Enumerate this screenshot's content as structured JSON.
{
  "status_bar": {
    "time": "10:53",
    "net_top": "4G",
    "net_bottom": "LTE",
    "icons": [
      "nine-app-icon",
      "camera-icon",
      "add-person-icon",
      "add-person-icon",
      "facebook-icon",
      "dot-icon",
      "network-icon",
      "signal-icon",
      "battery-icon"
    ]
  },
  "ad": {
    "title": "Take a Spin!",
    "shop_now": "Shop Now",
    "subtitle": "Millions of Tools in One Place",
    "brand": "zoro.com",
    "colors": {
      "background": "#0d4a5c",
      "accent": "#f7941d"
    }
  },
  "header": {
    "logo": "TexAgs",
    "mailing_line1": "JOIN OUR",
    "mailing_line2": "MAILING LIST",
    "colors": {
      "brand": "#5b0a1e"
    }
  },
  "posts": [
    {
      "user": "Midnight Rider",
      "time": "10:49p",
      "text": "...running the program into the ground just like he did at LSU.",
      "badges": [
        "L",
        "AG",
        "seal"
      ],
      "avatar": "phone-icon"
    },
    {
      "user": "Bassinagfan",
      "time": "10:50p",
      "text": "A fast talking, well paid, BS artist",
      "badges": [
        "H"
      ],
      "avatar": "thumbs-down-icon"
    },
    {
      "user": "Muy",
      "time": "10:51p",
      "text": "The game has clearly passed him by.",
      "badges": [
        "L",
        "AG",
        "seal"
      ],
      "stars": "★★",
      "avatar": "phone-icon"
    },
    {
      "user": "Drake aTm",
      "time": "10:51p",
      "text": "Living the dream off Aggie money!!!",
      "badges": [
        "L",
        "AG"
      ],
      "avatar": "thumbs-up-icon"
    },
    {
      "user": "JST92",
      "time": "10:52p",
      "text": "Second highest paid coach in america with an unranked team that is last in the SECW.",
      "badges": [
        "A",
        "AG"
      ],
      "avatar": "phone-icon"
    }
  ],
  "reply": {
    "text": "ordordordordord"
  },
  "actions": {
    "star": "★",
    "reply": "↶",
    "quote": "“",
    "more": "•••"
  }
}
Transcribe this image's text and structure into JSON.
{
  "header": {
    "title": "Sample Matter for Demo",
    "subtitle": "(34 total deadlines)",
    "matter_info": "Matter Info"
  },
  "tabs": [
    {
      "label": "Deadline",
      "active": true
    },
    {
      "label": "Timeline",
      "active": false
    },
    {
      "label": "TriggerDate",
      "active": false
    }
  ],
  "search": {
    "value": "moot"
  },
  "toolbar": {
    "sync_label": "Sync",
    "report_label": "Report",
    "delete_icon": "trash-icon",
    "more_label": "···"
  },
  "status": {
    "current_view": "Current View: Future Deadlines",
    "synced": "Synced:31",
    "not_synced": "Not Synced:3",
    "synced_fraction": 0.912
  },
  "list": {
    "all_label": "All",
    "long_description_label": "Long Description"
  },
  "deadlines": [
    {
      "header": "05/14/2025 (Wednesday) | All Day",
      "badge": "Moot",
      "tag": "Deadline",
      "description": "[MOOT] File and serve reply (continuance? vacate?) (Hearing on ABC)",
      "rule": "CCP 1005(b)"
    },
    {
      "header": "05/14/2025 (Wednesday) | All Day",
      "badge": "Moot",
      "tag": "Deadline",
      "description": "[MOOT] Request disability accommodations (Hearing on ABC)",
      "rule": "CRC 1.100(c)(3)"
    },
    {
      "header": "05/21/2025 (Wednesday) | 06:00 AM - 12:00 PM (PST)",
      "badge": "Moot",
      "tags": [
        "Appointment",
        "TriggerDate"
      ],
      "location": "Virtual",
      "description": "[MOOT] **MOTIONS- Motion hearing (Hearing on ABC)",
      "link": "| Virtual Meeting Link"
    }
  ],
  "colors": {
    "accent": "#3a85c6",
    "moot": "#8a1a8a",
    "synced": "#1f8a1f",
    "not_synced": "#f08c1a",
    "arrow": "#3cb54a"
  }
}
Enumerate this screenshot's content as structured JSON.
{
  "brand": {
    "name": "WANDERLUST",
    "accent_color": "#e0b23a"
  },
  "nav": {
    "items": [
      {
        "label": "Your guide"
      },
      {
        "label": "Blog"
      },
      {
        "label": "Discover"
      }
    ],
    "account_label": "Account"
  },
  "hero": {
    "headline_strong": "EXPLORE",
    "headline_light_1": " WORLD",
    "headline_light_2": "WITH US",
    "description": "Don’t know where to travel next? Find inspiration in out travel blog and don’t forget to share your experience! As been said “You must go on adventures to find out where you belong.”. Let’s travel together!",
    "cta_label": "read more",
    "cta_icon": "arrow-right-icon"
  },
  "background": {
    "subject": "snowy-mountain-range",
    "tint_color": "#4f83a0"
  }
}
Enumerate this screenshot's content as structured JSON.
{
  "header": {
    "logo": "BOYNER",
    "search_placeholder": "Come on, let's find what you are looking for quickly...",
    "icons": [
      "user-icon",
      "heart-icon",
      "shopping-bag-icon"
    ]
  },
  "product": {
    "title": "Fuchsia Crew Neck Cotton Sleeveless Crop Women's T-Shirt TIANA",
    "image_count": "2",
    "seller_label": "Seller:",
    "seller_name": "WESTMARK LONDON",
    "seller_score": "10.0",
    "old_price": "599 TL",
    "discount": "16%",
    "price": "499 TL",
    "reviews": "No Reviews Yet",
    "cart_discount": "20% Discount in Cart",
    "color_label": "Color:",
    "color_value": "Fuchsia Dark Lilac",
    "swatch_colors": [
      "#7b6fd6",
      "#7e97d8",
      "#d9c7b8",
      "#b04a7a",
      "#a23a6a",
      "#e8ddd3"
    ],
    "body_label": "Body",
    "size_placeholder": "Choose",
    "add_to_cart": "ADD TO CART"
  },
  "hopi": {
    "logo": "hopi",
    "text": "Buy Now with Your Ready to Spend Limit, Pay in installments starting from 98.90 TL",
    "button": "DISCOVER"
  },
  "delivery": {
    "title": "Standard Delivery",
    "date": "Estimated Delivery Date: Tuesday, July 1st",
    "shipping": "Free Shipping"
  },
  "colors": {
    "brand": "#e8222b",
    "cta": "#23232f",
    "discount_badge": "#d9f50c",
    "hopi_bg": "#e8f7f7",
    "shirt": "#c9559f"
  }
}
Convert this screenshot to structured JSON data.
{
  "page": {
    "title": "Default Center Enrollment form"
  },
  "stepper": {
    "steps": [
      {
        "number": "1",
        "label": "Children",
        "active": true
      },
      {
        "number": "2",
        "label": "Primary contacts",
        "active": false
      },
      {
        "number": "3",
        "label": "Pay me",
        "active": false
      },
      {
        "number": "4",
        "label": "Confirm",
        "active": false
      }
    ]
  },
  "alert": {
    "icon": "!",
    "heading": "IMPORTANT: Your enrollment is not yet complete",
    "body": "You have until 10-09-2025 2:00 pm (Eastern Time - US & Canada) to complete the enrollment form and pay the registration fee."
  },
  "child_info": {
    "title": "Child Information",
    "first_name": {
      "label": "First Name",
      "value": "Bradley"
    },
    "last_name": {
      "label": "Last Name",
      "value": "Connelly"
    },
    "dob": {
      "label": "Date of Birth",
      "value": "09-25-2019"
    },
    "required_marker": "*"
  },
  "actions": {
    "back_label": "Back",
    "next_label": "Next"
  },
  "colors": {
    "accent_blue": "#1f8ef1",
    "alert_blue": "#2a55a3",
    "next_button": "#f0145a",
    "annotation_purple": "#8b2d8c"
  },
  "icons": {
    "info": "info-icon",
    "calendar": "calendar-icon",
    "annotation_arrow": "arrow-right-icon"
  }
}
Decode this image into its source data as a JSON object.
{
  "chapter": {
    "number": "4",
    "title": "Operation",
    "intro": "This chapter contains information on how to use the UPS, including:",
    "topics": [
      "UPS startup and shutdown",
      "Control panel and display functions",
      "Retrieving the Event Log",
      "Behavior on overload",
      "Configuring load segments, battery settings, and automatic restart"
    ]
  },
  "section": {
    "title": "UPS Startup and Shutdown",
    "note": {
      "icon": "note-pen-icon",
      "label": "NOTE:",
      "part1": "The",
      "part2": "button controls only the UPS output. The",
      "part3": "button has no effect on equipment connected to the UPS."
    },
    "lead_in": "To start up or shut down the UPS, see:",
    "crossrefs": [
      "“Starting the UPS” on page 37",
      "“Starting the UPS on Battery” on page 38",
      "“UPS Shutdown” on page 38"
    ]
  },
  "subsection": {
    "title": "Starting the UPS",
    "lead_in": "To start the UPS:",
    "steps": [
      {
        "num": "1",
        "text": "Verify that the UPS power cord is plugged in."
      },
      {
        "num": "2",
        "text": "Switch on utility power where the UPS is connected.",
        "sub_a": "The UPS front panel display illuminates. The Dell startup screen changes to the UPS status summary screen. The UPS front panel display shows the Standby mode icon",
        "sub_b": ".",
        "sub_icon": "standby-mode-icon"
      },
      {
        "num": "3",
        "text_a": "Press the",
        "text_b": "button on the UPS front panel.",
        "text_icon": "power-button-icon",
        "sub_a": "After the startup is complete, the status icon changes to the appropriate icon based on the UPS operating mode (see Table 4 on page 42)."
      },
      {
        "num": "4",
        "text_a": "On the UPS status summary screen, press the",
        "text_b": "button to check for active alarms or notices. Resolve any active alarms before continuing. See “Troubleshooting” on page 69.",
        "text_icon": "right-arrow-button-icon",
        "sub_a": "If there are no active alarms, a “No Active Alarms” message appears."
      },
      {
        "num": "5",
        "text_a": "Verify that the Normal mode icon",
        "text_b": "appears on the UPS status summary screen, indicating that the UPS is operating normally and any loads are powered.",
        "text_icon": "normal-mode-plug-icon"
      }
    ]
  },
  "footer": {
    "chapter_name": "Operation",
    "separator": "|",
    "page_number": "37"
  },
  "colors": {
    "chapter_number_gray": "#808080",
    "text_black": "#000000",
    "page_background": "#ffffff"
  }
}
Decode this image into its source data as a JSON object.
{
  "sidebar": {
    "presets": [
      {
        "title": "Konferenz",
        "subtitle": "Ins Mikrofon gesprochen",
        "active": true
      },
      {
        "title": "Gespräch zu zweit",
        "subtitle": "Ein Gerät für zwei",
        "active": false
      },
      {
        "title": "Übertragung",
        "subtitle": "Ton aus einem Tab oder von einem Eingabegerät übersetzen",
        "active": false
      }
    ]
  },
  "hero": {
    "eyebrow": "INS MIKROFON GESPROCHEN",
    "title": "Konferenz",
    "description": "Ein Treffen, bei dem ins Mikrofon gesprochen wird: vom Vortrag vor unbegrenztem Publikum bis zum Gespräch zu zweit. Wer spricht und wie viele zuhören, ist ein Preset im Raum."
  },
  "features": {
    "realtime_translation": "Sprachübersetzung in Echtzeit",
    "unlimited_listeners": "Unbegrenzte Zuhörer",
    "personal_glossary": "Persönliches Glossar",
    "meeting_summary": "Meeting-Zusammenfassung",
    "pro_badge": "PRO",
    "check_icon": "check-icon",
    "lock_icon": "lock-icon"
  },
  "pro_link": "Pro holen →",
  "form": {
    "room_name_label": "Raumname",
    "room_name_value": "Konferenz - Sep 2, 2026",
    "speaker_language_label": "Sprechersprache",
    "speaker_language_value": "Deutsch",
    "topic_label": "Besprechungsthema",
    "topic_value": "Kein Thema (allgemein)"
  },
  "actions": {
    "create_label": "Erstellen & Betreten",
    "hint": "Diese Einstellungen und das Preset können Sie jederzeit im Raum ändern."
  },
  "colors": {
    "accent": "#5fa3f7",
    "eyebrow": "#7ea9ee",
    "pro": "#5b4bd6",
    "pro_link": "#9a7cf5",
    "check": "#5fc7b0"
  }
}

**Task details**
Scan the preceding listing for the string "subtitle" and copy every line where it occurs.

**Written answer**
    "subtitle": "Millions of Tools in One Place",
    "subtitle": "(34 total deadlines)",
        "subtitle": "Ins Mikrofon gesprochen",
        "subtitle": "Ein Gerät für zwei",
        "subtitle": "Ton aus einem Tab oder von einem Eingabegerät übersetzen",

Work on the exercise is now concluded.